AFRICA-IRELAND: First five-nation project boosts research

Irish President Mary McAleese has launched an unprecedented initiative that brings together all nine universities in the Republic and Northern Ireland with universities in four countries in Sub-Saharan Africa. The four involved in the Irish-African Partnership for Research Capacity Building are Uganda, Tanzania, Mozambique and Malawi.

The IAPRCB project will work to develop a coordinated approach to research in health, education, gender, and information and communications technologies between Ireland (North and South) and the four countries. The main aim is to help both Irish and African universities make an effective contribution to poverty reduction through relevant research in the four areas.

The project is largely funded by the government's development cooperation agency, Irish Aid, with some matching funding from Universities Ireland, the all-island university network. The initiative has been warmly welcomed by Professor Akilagpa Sawyerr, Secretary-General of the Association of African Universities, who attended its launch in Dublin City University.

The presidents and vice-chancellors of five universities in the participating countries also took part in workshops to discuss how the initiative will work in practice: Professor Livingston Luboobi of Makerere University, Uganda; Professor Zimani Kadzamira of the University of Malawi; Professor Rwekaza Mukandala of the University of Dar es Salaam, Tanzania; Professor Orlando Quilambo of Eduardo Mondlane University, Mozambique; and Bishop Mathias Ssekamanya of Uganda Martyrs University.

The IAPRCB is the first example of universities in the Republic of Ireland and Northern Ireland coming together to collaborate in an 'off the island' initiative to assist education in developing countries. The initiative will help Ireland's aim of becoming the sixth country in the world to reach the UN target of 0.7% of gross national product spent on development cooperation by 2012.

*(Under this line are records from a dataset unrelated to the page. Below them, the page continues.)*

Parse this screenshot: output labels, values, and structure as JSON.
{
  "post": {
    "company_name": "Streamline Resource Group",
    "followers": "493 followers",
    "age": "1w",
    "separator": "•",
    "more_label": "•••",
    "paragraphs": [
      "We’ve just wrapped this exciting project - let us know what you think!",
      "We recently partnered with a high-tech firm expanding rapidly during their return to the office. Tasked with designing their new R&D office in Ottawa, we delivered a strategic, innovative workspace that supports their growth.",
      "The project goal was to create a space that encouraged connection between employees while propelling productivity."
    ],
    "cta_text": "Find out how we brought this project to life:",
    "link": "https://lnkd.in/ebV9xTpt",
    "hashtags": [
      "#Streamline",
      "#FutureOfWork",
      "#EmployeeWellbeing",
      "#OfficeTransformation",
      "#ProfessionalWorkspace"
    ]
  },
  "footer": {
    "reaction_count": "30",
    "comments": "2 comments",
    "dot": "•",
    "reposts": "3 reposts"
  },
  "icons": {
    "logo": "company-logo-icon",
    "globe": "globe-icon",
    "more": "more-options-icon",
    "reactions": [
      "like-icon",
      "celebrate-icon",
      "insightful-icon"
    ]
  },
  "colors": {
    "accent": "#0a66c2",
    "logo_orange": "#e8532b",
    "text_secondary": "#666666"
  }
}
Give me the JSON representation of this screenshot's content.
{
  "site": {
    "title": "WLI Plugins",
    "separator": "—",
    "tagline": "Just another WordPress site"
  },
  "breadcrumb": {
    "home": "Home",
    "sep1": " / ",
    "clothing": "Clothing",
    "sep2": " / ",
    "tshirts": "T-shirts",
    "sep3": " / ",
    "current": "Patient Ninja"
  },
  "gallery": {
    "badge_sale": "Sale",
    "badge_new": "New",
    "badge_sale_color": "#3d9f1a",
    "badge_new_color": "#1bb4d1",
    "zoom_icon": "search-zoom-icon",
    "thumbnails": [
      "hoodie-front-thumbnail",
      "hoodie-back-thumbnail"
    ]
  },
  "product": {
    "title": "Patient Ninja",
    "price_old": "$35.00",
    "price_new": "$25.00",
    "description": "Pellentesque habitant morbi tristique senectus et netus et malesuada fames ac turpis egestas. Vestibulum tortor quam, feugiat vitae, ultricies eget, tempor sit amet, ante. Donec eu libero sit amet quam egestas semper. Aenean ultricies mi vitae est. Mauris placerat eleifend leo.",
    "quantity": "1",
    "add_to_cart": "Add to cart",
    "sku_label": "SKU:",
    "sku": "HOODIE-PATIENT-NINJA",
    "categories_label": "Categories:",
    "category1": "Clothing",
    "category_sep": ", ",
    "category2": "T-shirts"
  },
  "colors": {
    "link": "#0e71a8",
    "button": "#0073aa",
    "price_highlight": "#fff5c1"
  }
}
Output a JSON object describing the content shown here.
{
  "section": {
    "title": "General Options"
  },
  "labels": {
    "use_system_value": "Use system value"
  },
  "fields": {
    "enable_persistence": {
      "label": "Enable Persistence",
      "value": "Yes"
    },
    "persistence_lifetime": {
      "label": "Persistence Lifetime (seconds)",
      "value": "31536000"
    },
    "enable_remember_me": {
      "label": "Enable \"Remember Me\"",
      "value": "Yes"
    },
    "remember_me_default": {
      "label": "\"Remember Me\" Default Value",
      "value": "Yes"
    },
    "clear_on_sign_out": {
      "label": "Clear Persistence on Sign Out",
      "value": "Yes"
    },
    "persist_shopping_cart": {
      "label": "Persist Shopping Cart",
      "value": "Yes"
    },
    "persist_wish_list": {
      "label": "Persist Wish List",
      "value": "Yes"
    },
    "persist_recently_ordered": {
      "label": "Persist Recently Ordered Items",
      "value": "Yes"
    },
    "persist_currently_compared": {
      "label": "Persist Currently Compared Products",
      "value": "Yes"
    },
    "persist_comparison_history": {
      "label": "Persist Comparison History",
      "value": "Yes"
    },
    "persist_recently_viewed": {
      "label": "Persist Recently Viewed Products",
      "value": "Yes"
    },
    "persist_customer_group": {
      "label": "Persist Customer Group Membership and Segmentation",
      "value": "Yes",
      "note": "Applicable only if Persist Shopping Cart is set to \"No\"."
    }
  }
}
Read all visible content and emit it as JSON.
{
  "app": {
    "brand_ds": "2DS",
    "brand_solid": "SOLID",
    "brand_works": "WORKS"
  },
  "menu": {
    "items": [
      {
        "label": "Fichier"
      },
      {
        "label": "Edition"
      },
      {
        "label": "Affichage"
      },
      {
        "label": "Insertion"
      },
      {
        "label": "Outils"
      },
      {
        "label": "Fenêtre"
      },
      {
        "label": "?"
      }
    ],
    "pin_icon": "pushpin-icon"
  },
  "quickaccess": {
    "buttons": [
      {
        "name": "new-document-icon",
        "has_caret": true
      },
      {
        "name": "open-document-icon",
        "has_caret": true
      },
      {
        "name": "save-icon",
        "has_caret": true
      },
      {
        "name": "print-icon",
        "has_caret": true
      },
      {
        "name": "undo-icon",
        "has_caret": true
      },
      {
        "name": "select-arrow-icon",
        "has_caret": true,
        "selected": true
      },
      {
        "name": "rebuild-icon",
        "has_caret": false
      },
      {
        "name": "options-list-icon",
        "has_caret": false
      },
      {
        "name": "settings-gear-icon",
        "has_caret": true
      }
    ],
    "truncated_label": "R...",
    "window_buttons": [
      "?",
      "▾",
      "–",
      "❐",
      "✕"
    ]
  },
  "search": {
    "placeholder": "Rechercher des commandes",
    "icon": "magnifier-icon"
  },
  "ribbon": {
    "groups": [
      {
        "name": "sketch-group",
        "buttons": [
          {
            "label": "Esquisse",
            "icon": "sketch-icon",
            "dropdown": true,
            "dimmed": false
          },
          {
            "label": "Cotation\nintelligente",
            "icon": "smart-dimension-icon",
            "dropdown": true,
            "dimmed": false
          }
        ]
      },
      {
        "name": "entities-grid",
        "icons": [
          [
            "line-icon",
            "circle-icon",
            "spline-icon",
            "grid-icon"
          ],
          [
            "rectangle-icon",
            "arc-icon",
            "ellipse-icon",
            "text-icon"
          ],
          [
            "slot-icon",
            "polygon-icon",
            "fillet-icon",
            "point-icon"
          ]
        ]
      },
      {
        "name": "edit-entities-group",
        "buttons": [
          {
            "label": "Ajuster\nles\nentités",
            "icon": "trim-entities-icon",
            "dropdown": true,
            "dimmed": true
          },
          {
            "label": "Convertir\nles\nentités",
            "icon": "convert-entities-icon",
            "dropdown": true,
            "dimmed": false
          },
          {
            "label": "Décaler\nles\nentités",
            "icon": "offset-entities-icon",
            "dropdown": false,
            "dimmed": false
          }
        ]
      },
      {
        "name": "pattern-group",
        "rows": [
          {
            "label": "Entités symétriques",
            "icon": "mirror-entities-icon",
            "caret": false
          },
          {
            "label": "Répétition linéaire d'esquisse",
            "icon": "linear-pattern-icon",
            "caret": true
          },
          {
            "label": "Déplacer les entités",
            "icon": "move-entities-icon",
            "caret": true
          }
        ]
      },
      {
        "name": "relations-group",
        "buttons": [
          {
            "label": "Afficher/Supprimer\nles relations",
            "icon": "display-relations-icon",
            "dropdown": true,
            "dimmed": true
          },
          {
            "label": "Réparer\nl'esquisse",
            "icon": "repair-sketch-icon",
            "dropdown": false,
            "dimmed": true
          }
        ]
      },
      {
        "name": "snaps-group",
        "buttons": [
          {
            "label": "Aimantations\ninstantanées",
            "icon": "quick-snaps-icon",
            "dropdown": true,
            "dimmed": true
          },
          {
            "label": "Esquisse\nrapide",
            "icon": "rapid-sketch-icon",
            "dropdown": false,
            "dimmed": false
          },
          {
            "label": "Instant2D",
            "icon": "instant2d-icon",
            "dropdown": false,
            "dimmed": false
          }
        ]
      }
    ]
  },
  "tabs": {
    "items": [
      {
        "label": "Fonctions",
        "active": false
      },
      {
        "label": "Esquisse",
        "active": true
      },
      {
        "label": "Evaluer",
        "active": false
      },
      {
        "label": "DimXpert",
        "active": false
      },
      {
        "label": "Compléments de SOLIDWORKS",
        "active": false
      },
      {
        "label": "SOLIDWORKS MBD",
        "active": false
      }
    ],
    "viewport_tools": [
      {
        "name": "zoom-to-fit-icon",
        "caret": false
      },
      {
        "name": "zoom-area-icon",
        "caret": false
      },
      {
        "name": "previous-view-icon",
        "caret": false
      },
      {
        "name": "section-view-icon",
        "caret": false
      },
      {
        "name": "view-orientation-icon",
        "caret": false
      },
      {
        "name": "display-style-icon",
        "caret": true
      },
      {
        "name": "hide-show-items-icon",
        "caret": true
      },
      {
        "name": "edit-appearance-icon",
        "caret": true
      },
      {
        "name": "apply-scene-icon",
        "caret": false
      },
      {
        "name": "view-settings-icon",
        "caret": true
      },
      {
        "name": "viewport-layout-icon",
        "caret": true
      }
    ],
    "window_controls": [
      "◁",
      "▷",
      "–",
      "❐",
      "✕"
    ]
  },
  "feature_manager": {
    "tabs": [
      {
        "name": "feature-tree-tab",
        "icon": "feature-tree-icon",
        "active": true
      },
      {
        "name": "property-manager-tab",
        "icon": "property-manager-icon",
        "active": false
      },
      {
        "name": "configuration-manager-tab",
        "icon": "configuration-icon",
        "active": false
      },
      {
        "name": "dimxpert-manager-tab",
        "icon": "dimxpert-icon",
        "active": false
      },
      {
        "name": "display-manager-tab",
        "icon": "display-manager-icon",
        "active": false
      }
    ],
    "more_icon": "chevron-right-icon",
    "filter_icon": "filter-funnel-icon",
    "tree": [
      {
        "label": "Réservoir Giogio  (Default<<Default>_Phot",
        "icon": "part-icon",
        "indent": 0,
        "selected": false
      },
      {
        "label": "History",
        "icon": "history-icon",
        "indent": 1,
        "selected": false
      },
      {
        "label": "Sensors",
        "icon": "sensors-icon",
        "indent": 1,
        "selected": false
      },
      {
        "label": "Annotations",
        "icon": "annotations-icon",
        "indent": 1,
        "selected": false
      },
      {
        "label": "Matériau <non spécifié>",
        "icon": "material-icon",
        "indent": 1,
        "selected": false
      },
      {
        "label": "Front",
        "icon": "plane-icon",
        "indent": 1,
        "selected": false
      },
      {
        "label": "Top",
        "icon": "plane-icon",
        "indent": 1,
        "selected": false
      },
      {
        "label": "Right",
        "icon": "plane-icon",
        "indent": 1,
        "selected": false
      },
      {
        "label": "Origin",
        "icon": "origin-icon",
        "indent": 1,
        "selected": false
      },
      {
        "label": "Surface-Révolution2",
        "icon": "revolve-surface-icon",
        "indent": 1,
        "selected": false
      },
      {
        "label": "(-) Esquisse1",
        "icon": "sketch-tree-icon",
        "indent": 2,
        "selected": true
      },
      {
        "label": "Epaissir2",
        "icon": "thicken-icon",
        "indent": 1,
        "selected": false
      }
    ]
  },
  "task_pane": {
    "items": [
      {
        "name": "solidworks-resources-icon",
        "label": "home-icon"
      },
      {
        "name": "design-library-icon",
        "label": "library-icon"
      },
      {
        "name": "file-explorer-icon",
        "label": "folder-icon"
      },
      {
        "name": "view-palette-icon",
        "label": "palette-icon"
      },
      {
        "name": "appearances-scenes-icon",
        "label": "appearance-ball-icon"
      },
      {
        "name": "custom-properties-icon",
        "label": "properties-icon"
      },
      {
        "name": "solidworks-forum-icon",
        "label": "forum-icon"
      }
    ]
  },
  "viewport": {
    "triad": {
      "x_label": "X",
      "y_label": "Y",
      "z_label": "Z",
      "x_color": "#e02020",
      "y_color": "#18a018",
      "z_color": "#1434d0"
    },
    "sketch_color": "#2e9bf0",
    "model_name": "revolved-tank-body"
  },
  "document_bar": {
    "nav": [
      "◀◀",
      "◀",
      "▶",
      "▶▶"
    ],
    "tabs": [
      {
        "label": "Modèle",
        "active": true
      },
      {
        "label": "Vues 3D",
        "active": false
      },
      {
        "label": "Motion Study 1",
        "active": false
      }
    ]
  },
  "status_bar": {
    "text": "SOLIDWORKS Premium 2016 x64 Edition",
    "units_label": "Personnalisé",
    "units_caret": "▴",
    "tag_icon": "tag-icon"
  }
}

Organisers describe it as a first North-South initiative both in terms of Ireland and the wider world. All nine Irish universities are participants: the project's management is run from Dublin City University, its website manager is in Trinity College Dublin, its health and education postdoctoral researchers are in Queen's University Belfast and Mary Immaculate College-University of Limerick respectively, and its administrative leader is the Centre for Cross Border Studies in Armagh.